  • The storytests often arrive too late to be used to drive development.
  • They are expensive to maintain.
  • They run slowly, so feedback is delayed. They're run less often than the ideal.
  • The storytests are difficult to read and organize, and the Customer team have mixed feelings about their value.
  • There are business domain  issues that are not easily resolved, even with repeated discussions between your Customer team and the developers.
  • There are overlaps between the storytests and unit tests and it's unclear when to use which.
  • You wonder whether there are better ways to do it.

One of the common problems is with the form of the storytests:

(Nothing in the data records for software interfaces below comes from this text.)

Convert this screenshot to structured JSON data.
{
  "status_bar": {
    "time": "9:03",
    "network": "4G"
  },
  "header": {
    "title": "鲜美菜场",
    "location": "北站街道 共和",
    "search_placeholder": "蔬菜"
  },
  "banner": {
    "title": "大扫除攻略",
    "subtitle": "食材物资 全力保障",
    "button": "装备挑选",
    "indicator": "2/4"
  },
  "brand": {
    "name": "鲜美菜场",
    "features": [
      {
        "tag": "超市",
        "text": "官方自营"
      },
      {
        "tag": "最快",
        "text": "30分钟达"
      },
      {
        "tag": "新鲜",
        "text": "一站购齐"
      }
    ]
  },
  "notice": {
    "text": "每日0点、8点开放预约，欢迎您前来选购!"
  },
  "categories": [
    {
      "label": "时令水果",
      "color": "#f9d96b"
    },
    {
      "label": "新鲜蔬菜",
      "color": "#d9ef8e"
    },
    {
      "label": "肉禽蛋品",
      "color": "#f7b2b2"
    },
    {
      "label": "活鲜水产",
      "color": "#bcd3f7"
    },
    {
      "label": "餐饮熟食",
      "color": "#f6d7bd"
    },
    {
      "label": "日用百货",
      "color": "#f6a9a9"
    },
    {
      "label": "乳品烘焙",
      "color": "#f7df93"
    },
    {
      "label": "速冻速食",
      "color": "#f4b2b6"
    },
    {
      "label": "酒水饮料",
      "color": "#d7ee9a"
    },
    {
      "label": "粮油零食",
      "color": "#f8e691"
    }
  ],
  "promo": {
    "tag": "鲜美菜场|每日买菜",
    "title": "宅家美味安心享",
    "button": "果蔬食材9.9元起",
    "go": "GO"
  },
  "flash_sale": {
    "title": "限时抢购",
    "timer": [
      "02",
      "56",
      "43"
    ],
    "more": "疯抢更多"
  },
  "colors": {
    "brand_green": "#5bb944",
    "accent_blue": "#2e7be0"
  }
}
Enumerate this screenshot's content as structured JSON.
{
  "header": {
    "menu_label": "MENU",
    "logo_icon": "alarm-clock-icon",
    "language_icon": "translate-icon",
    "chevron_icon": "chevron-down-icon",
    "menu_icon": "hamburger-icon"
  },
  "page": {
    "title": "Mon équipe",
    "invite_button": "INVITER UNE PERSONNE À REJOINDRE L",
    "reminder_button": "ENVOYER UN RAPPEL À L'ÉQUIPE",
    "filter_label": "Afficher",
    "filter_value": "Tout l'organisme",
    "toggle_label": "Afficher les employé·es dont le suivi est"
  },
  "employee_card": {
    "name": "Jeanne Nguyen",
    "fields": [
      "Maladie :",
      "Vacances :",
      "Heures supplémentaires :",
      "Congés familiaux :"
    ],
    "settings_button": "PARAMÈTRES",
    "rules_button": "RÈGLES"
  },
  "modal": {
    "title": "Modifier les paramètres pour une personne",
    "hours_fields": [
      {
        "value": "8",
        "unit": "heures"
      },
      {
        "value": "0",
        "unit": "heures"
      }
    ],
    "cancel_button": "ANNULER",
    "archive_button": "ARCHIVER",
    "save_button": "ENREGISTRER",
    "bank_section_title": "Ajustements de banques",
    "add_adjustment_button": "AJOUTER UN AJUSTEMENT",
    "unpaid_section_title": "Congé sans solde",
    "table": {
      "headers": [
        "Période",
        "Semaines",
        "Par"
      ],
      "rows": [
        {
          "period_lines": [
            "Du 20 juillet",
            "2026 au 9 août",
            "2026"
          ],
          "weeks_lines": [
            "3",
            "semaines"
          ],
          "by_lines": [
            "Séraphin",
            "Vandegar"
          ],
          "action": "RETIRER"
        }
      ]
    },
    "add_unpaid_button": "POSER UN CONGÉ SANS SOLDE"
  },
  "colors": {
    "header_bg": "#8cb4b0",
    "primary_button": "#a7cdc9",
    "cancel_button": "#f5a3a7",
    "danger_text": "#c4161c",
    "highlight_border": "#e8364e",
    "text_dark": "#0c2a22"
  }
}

  • Perhaps you write them in terms of the UI, because that's the "obvious" thing to do
  • So you leave writing or completing them until after coding and after the UI is stable, because there is uncertainty around the UI when you write stories.
  • So you're unable to use the storytests to effectively drive the development process
  • The storytests are brittle and large, because of all the UI details. Hence they're expensive to change as the system changes.
  • There is a lot of duplication, which makes changes worse. Trying to run the tests in a fixed order to reduce redundancy leads to tests being inter-dependent. Thus a test is more likely to break due to a change elsewhere.
  • It's easy to get lost in the details of a particular storytest, and so miss the bigger picture of the business domain and the business rules concerned.
  • It's difficult to find the storytests that are inter-related. You'd prefer to run only the ones that are relevant to the changes that have been made recently.

Here are some coaching possibilities...

Copyright, Rick Mugridge, Rimu Research, 2006 .. 2009.